*EXERCISE BRIEF*
Retype the records in full, and please keep the pictures out of the copy.

[Start of section]

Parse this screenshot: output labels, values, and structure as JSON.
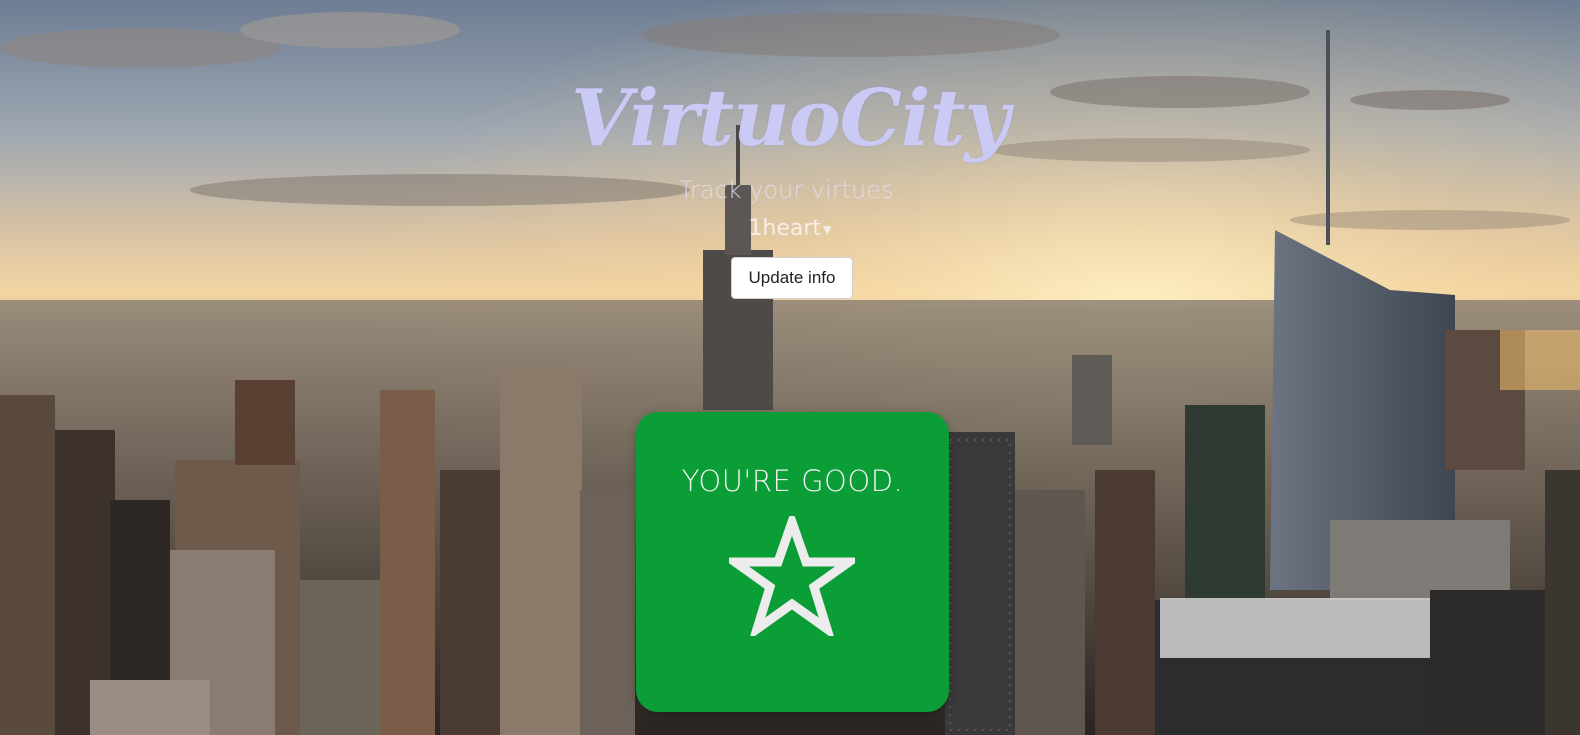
{
  "header": {
    "title": "VirtuoCity",
    "tagline": "Track your virtues.",
    "virtue_select": {
      "value": "1heart",
      "caret_icon": "triangle-down-icon"
    },
    "update_button_label": "Update info"
  },
  "status_card": {
    "message": "YOU'RE GOOD.",
    "icon": "star-outline-icon",
    "color": "#0c9e36"
  },
  "colors": {
    "title": "#cbcaf5",
    "button_bg": "#ffffff",
    "status_green": "#0c9e36"
  }
}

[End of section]

*SOLUTION FOR THIS PROBLEM*
Parse this screenshot: output labels, values, and structure as JSON.
{
  "header": {
    "title": "VirtuoCity",
    "tagline": "Track your virtues.",
    "virtue_select": {
      "value": "1heart",
      "caret_icon": "triangle-down-icon"
    },
    "update_button_label": "Update info"
  },
  "status_card": {
    "message": "YOU'RE GOOD.",
    "icon": "star-outline-icon",
    "color": "#0c9e36"
  },
  "colors": {
    "title": "#cbcaf5",
    "button_bg": "#ffffff",
    "status_green": "#0c9e36"
  }
}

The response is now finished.